The recent rising determination for change in women’s rights, equality and justice as demonstrated by global women movement and campaigns such as the #MeToo and #TimesUp reveals that there is more work to be done. Findings from the World Economic Forum’s 2017 Global Gender Gap Report shows that gender parity is over 200 years away, with Ghana ranking 72nd on the list of 144 countries, therefore the IWD’s campaign theme of #PressForProgress couldn’t have come at better time where more efforts are needed to harness the potential of women globally especially the African woman for empowerment.
It has become obvious that governments in Africa, must mobilize resources for the transformation of African women. To ensure an empowered African female with the potential and capacity to fully participate and influence policies that affect her family and community, there is the need to focus on education, a partnership for employment creation and leadership training. This is what Youth Bridge Foundation (YBF) and the African Youth and Governance Conference seeks to achieve in bridging the gap which exists in gender parity.
At YBF, we believe that the youth should be at the center in all of this, not only as beneficiaries but as a critical interest group. With the African Youth and Governance Conference (AYGC) 2018 theme “MOBILIZING AFRICA’S FEMALE YOUTH TO BUILD A CONTINENT BEYOND AID”, YBF believes that the African female youth presents a great opportunity for creating an effective platform for participation in the political economy, building resilience of young females, and addressing the root causes of many of the key challenges of gender inequality and rural-urban gaps.
With dwindling AID to Africa, mobilization of youth to build the continent is key and inclusion to tap the potential of female youth and address key empowerment challenges in education, employment and leadership of urban and rural female youth in Africa is urgent.
Advocacy for equal access to educational facilities for rural female youth; inspire and challenge youth volunteerism to support rural females; promoting exchanges and exposure to educational tours and building partnerships to foster female youth development are ways YBF contributes to some of the challenges in female education.
Also through its annual conference, African Youth and Governance Conference, YBF brings together young leaders with a high percentage of women to build their capacity. This reflects on the recognition of the potential of the African female youth to generate wealth using knowledge, skills and creativity for Africa’s development. The Female youth is mobilized, capacity built to analyze development agenda/policies and placed in the position to contribute and execute advocacy initiatives through meaningful policy engagements and participation.
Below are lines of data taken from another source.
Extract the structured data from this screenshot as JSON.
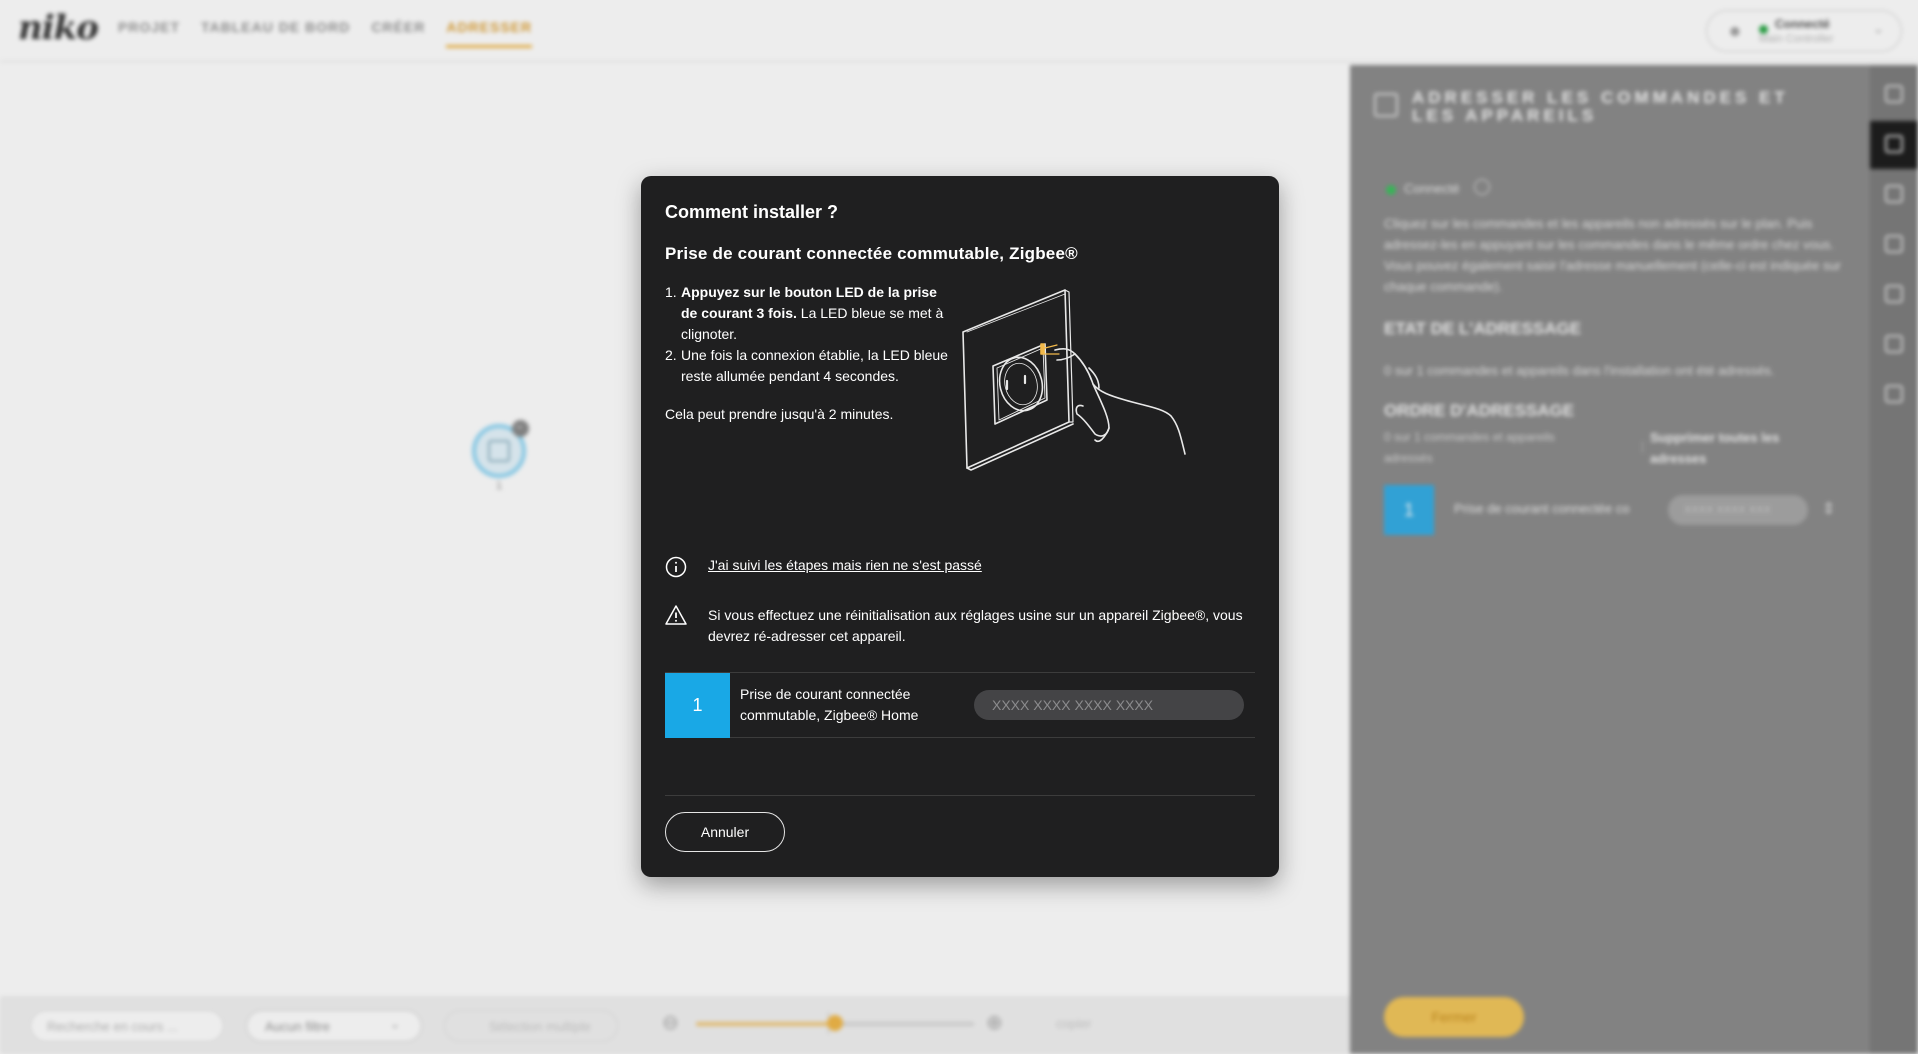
{
  "topbar": {
    "logo": "niko",
    "nav": [
      "PROJET",
      "TABLEAU DE BORD",
      "CRÉER",
      "ADRESSER"
    ],
    "active_nav": "ADRESSER",
    "connection": {
      "status": "Connecté",
      "controller": "Main Controller",
      "status_color": "#2ea84a"
    }
  },
  "canvas": {
    "device_badge": "−",
    "device_number": "1"
  },
  "bottombar": {
    "search_placeholder": "Recherche en cours ...",
    "filter": "Aucun filtre",
    "multi_select": "Sélection multiple",
    "zoom_level": 0.5,
    "copy": "copier"
  },
  "right_panel": {
    "title": "ADRESSER LES COMMANDES ET LES APPAREILS",
    "connected": "Connecté",
    "description": "Cliquez sur les commandes et les appareils non adressés sur le plan. Puis adressez-les en appuyant sur les commandes dans le même ordre chez vous. Vous pouvez également saisir l'adresse manuellement (celle-ci est indiquée sur chaque commande).",
    "state_heading": "ETAT DE L'ADRESSAGE",
    "state_text": "0 sur 1 commandes et appareils dans l'installation ont été adressés.",
    "order_heading": "ORDRE D'ADRESSAGE",
    "order_count": "0 sur 1 commandes et appareils adressés",
    "delete_all": "Supprimer toutes les adresses",
    "row": {
      "number": "1",
      "label": "Prise de courant connectée co...",
      "placeholder": "XXXX XXXX XXX"
    },
    "close": "Fermer"
  },
  "modal": {
    "title": "Comment installer ?",
    "subtitle": "Prise de courant connectée commutable, Zigbee®",
    "steps": [
      {
        "num": "1.",
        "bold": "Appuyez sur le bouton LED de la prise de courant 3 fois.",
        "text": " La LED bleue se met à clignoter."
      },
      {
        "num": "2.",
        "bold": "",
        "text": "Une fois la connexion établie, la LED bleue reste allumée pendant 4 secondes."
      }
    ],
    "note": "Cela peut prendre jusqu'à 2 minutes.",
    "help_link": "J'ai suivi les étapes mais rien ne s'est passé",
    "warning": "Si vous effectuez une réinitialisation aux réglages usine sur un appareil Zigbee®, vous devrez ré-adresser cet appareil.",
    "device_row": {
      "number": "1",
      "label": "Prise de courant connectée commutable, Zigbee® Home",
      "placeholder": "XXXX XXXX XXXX XXXX",
      "number_color": "#19a8e6"
    },
    "cancel": "Annuler"
  }
}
Last year a team of young African female professional delegates of AYGC led by the Chair of the committee on gender and social inclusion, Princess Sekyere participated in the sixty-second session of the Commission on the Status of Women (CSW) held at the United Nations Headquarters in New York to present committee resolutions at the global level. This year, a 10-member delegation drawn from YBF’s network across Africa led by a Ghana female youth shall participate in CSW62.
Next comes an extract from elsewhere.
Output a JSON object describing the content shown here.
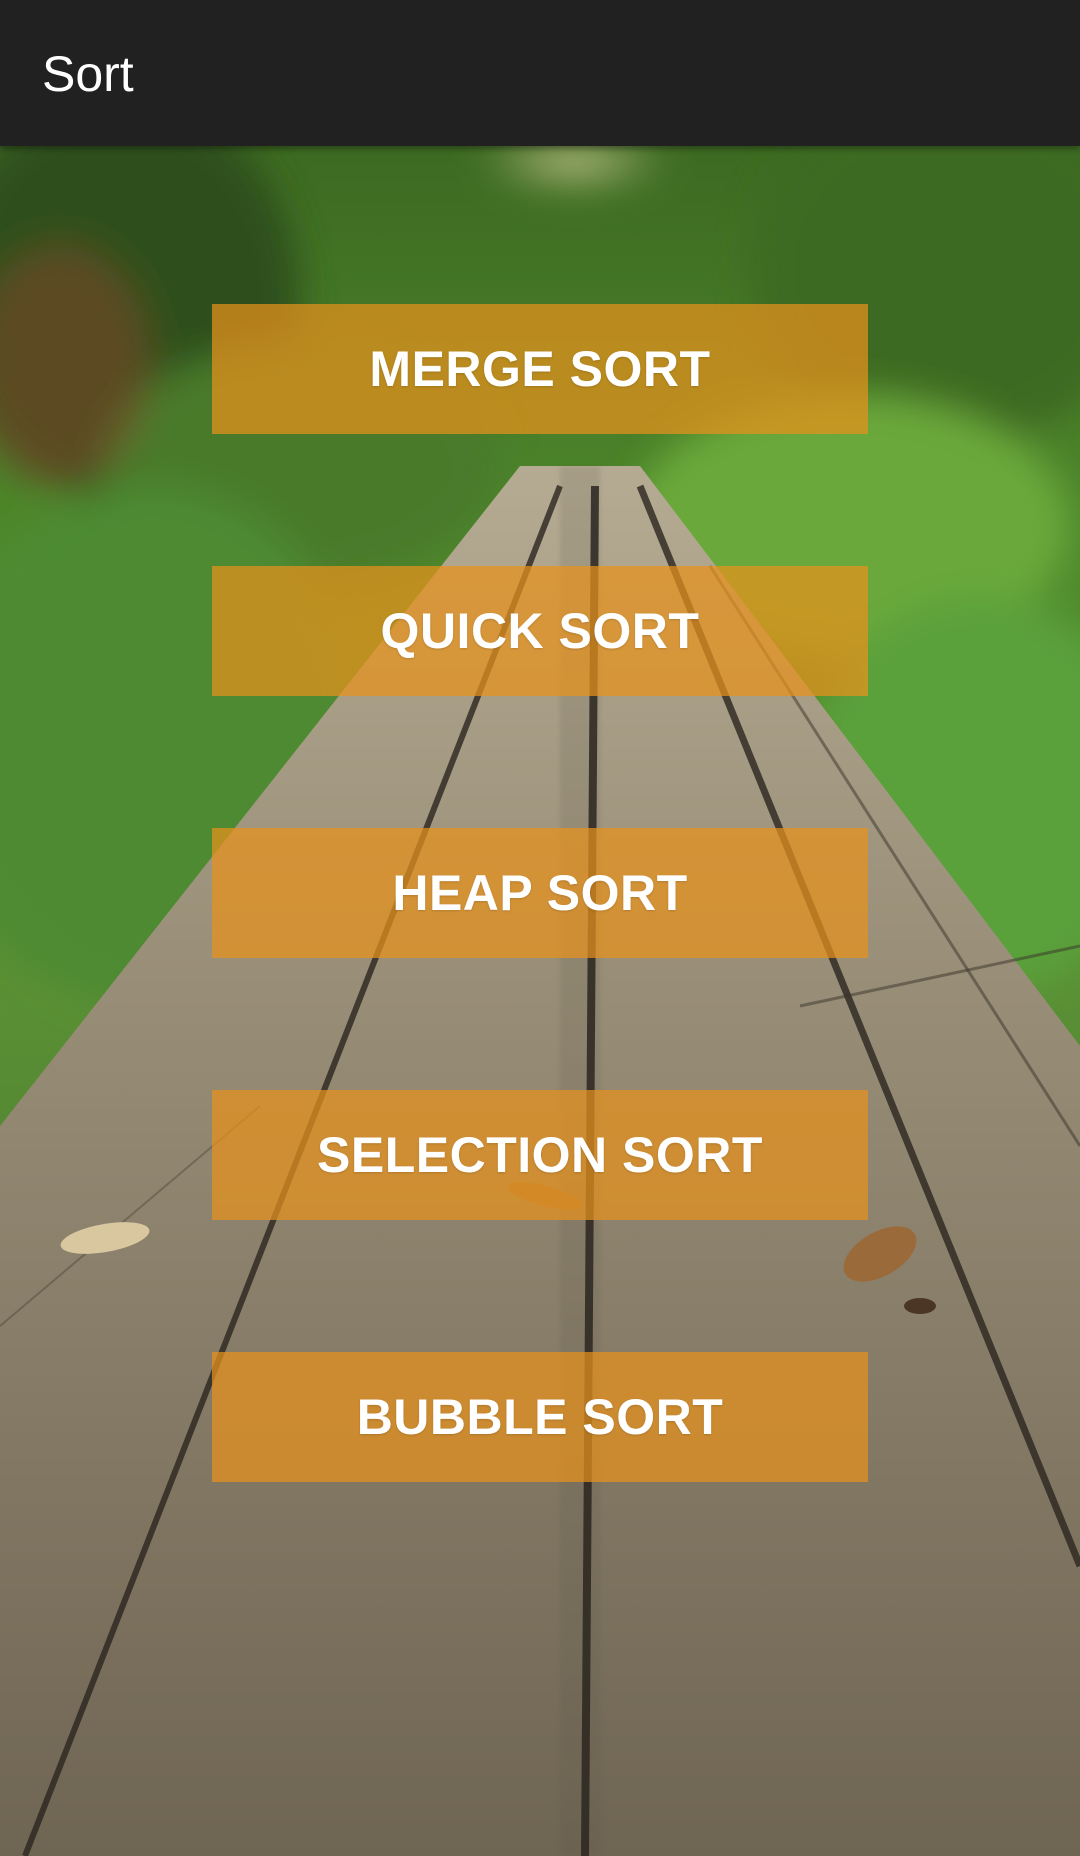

According to Seth Oteng, founder of YBF and convenor of AYGC, “recognizing that youth development must not be the sole responsibility of governments, YBF adopts a multi-stakeholder collaborative approach for our interventions: we mobilize rural female youth to participate in national and out-of Ghana training programmes. The youth use the exposure, network, knowledge capacity gained to be change agents and leaders in their communities.”
These initiatives and engagements are our modest contribution to #PressForProgress and we call for a multi-stakeholder collaboration (Government, corporate Africa, and Development Partners, Civil Society and Citizens) to harness the potential of the African female youth to build a continent Beyond Aid.
Source: Princess Sekyere